When Iain Banks died of cancer last June at the cruelly young age of 59, it was widely assumed that The Quarry – the novel whose first reviews started to appear on the day of his death – would be his last published work. This past weekend, however, on what would have been Banks’ 60th birthday, his long-time publisher Little, Brown announced that it will publish a book of Banks’ poetry – much of it never before published, much less collected – in February of 2015. The book will also feature work by Banks’ close friend Ken MacLeod – himself an author – who will serve as the collection’s editor. MacLeod says ‘I’m delighted that Little, Brown is going to publish Iain’s poems, which he wrote over many years. They show a wise and witty mind at work, rational and humane and in love with the world.’ No different from the rest of Banks’ corpus, then.
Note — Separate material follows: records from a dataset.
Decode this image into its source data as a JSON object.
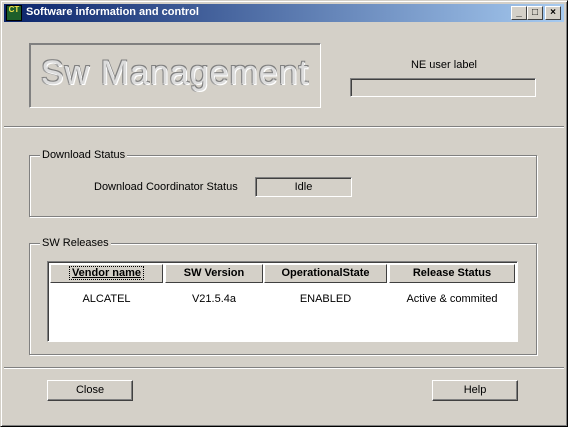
{
  "window": {
    "title": "Software information and control",
    "app_icon_text": "CT",
    "minimize_glyph": "_",
    "maximize_glyph": "□",
    "close_glyph": "×"
  },
  "header": {
    "logo_text": "Sw Management",
    "ne_user_label": "NE user label",
    "ne_user_value": ""
  },
  "download": {
    "group_title": "Download Status",
    "coordinator_label": "Download Coordinator Status",
    "coordinator_value": "Idle"
  },
  "releases": {
    "group_title": "SW Releases",
    "columns": [
      "Vendor name",
      "SW Version",
      "OperationalState",
      "Release Status"
    ],
    "rows": [
      [
        "ALCATEL",
        "V21.5.4a",
        "ENABLED",
        "Active & commited"
      ]
    ]
  },
  "footer": {
    "close_label": "Close",
    "help_label": "Help"
  }
}
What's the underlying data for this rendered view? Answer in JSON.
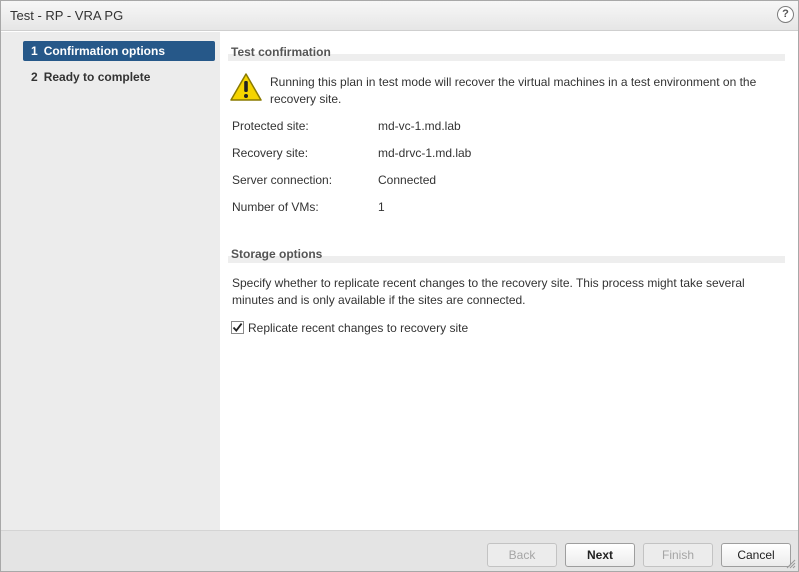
{
  "window": {
    "title": "Test - RP - VRA PG",
    "help_icon": "help-icon"
  },
  "sidebar": {
    "steps": [
      {
        "number": "1",
        "label": "Confirmation options",
        "active": true
      },
      {
        "number": "2",
        "label": "Ready to complete",
        "active": false
      }
    ]
  },
  "test_confirmation": {
    "heading": "Test confirmation",
    "warning_icon": "warning-icon",
    "warning_text": "Running this plan in test mode will recover the virtual machines in a test environment on the recovery site.",
    "fields": [
      {
        "label": "Protected site:",
        "value": "md-vc-1.md.lab"
      },
      {
        "label": "Recovery site:",
        "value": "md-drvc-1.md.lab"
      },
      {
        "label": "Server connection:",
        "value": "Connected"
      },
      {
        "label": "Number of VMs:",
        "value": "1"
      }
    ]
  },
  "storage_options": {
    "heading": "Storage options",
    "description": "Specify whether to replicate recent changes to the recovery site. This process might take several minutes and is only available if the sites are connected.",
    "checkbox_label": "Replicate recent changes to recovery site",
    "checked": true
  },
  "footer": {
    "back_label": "Back",
    "next_label": "Next",
    "finish_label": "Finish",
    "cancel_label": "Cancel"
  },
  "colors": {
    "active_step": "#265889",
    "sidebar_bg": "#ececec",
    "warning_yellow": "#f5d400"
  }
}
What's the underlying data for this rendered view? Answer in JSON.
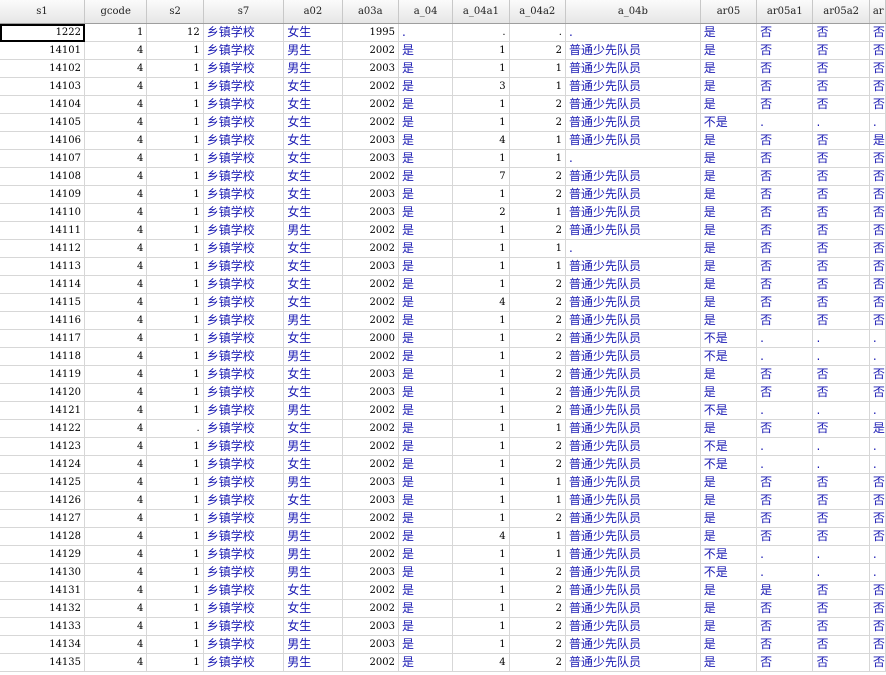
{
  "columns": [
    "s1",
    "gcode",
    "s2",
    "s7",
    "a02",
    "a03a",
    "a_04",
    "a_04a1",
    "a_04a2",
    "a_04b",
    "ar05",
    "ar05a1",
    "ar05a2",
    "ar"
  ],
  "rows": [
    [
      "1222",
      "1",
      "12",
      "乡镇学校",
      "女生",
      "1995",
      ".",
      ".",
      ".",
      ".",
      "是",
      "否",
      "否",
      "否"
    ],
    [
      "14101",
      "4",
      "1",
      "乡镇学校",
      "男生",
      "2002",
      "是",
      "1",
      "2",
      "普通少先队员",
      "是",
      "否",
      "否",
      "否"
    ],
    [
      "14102",
      "4",
      "1",
      "乡镇学校",
      "男生",
      "2003",
      "是",
      "1",
      "1",
      "普通少先队员",
      "是",
      "否",
      "否",
      "否"
    ],
    [
      "14103",
      "4",
      "1",
      "乡镇学校",
      "女生",
      "2002",
      "是",
      "3",
      "1",
      "普通少先队员",
      "是",
      "否",
      "否",
      "否"
    ],
    [
      "14104",
      "4",
      "1",
      "乡镇学校",
      "女生",
      "2002",
      "是",
      "1",
      "2",
      "普通少先队员",
      "是",
      "否",
      "否",
      "否"
    ],
    [
      "14105",
      "4",
      "1",
      "乡镇学校",
      "女生",
      "2002",
      "是",
      "1",
      "2",
      "普通少先队员",
      "不是",
      ".",
      ".",
      "."
    ],
    [
      "14106",
      "4",
      "1",
      "乡镇学校",
      "女生",
      "2003",
      "是",
      "4",
      "1",
      "普通少先队员",
      "是",
      "否",
      "否",
      "是"
    ],
    [
      "14107",
      "4",
      "1",
      "乡镇学校",
      "女生",
      "2003",
      "是",
      "1",
      "1",
      ".",
      "是",
      "否",
      "否",
      "否"
    ],
    [
      "14108",
      "4",
      "1",
      "乡镇学校",
      "女生",
      "2002",
      "是",
      "7",
      "2",
      "普通少先队员",
      "是",
      "否",
      "否",
      "否"
    ],
    [
      "14109",
      "4",
      "1",
      "乡镇学校",
      "女生",
      "2003",
      "是",
      "1",
      "2",
      "普通少先队员",
      "是",
      "否",
      "否",
      "否"
    ],
    [
      "14110",
      "4",
      "1",
      "乡镇学校",
      "女生",
      "2003",
      "是",
      "2",
      "1",
      "普通少先队员",
      "是",
      "否",
      "否",
      "否"
    ],
    [
      "14111",
      "4",
      "1",
      "乡镇学校",
      "男生",
      "2002",
      "是",
      "1",
      "2",
      "普通少先队员",
      "是",
      "否",
      "否",
      "否"
    ],
    [
      "14112",
      "4",
      "1",
      "乡镇学校",
      "女生",
      "2002",
      "是",
      "1",
      "1",
      ".",
      "是",
      "否",
      "否",
      "否"
    ],
    [
      "14113",
      "4",
      "1",
      "乡镇学校",
      "女生",
      "2003",
      "是",
      "1",
      "1",
      "普通少先队员",
      "是",
      "否",
      "否",
      "否"
    ],
    [
      "14114",
      "4",
      "1",
      "乡镇学校",
      "女生",
      "2002",
      "是",
      "1",
      "2",
      "普通少先队员",
      "是",
      "否",
      "否",
      "否"
    ],
    [
      "14115",
      "4",
      "1",
      "乡镇学校",
      "女生",
      "2002",
      "是",
      "4",
      "2",
      "普通少先队员",
      "是",
      "否",
      "否",
      "否"
    ],
    [
      "14116",
      "4",
      "1",
      "乡镇学校",
      "男生",
      "2002",
      "是",
      "1",
      "2",
      "普通少先队员",
      "是",
      "否",
      "否",
      "否"
    ],
    [
      "14117",
      "4",
      "1",
      "乡镇学校",
      "女生",
      "2000",
      "是",
      "1",
      "2",
      "普通少先队员",
      "不是",
      ".",
      ".",
      "."
    ],
    [
      "14118",
      "4",
      "1",
      "乡镇学校",
      "男生",
      "2002",
      "是",
      "1",
      "2",
      "普通少先队员",
      "不是",
      ".",
      ".",
      "."
    ],
    [
      "14119",
      "4",
      "1",
      "乡镇学校",
      "女生",
      "2003",
      "是",
      "1",
      "2",
      "普通少先队员",
      "是",
      "否",
      "否",
      "否"
    ],
    [
      "14120",
      "4",
      "1",
      "乡镇学校",
      "女生",
      "2003",
      "是",
      "1",
      "2",
      "普通少先队员",
      "是",
      "否",
      "否",
      "否"
    ],
    [
      "14121",
      "4",
      "1",
      "乡镇学校",
      "男生",
      "2002",
      "是",
      "1",
      "2",
      "普通少先队员",
      "不是",
      ".",
      ".",
      "."
    ],
    [
      "14122",
      "4",
      ".",
      "乡镇学校",
      "女生",
      "2002",
      "是",
      "1",
      "1",
      "普通少先队员",
      "是",
      "否",
      "否",
      "是"
    ],
    [
      "14123",
      "4",
      "1",
      "乡镇学校",
      "男生",
      "2002",
      "是",
      "1",
      "2",
      "普通少先队员",
      "不是",
      ".",
      ".",
      "."
    ],
    [
      "14124",
      "4",
      "1",
      "乡镇学校",
      "女生",
      "2002",
      "是",
      "1",
      "2",
      "普通少先队员",
      "不是",
      ".",
      ".",
      "."
    ],
    [
      "14125",
      "4",
      "1",
      "乡镇学校",
      "男生",
      "2003",
      "是",
      "1",
      "1",
      "普通少先队员",
      "是",
      "否",
      "否",
      "否"
    ],
    [
      "14126",
      "4",
      "1",
      "乡镇学校",
      "女生",
      "2003",
      "是",
      "1",
      "1",
      "普通少先队员",
      "是",
      "否",
      "否",
      "否"
    ],
    [
      "14127",
      "4",
      "1",
      "乡镇学校",
      "男生",
      "2002",
      "是",
      "1",
      "2",
      "普通少先队员",
      "是",
      "否",
      "否",
      "否"
    ],
    [
      "14128",
      "4",
      "1",
      "乡镇学校",
      "男生",
      "2002",
      "是",
      "4",
      "1",
      "普通少先队员",
      "是",
      "否",
      "否",
      "否"
    ],
    [
      "14129",
      "4",
      "1",
      "乡镇学校",
      "男生",
      "2002",
      "是",
      "1",
      "1",
      "普通少先队员",
      "不是",
      ".",
      ".",
      "."
    ],
    [
      "14130",
      "4",
      "1",
      "乡镇学校",
      "男生",
      "2003",
      "是",
      "1",
      "2",
      "普通少先队员",
      "不是",
      ".",
      ".",
      "."
    ],
    [
      "14131",
      "4",
      "1",
      "乡镇学校",
      "女生",
      "2002",
      "是",
      "1",
      "2",
      "普通少先队员",
      "是",
      "是",
      "否",
      "否"
    ],
    [
      "14132",
      "4",
      "1",
      "乡镇学校",
      "女生",
      "2002",
      "是",
      "1",
      "2",
      "普通少先队员",
      "是",
      "否",
      "否",
      "否"
    ],
    [
      "14133",
      "4",
      "1",
      "乡镇学校",
      "女生",
      "2003",
      "是",
      "1",
      "2",
      "普通少先队员",
      "是",
      "否",
      "否",
      "否"
    ],
    [
      "14134",
      "4",
      "1",
      "乡镇学校",
      "男生",
      "2003",
      "是",
      "1",
      "2",
      "普通少先队员",
      "是",
      "否",
      "否",
      "否"
    ],
    [
      "14135",
      "4",
      "1",
      "乡镇学校",
      "男生",
      "2002",
      "是",
      "4",
      "2",
      "普通少先队员",
      "是",
      "否",
      "否",
      "否"
    ]
  ],
  "selected_cell": {
    "row": 0,
    "col": 0
  }
}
Banks wrote 27 novels over a span of 30 years – 13 of them sci-fi under the added initial of Iain M. Banks – along with The State of the Art, a book of short stories set in the science-fiction world of the Culture, and Raw Spirit, a work of non-fiction predicated upon his love of whisky. For all his prolificacy across genres and forms, however, Banks was never known as a poet, bar the odd foray here and there – self-penned epigrams introducing or concluding novels, for instance, or his admission that his apocalyptic novel A Song of Stone originally started life as a poem (which, to editorialise briefly, might explain why it’s arguably his least successful piece of prose). Banks did express hope, though, that his poetry might someday see the light of day, so hopefully the results will be more than a posthumous cash-in on material that was never intended for public consumption, and won’t prove to be a blemish on his formidable form as a novelist.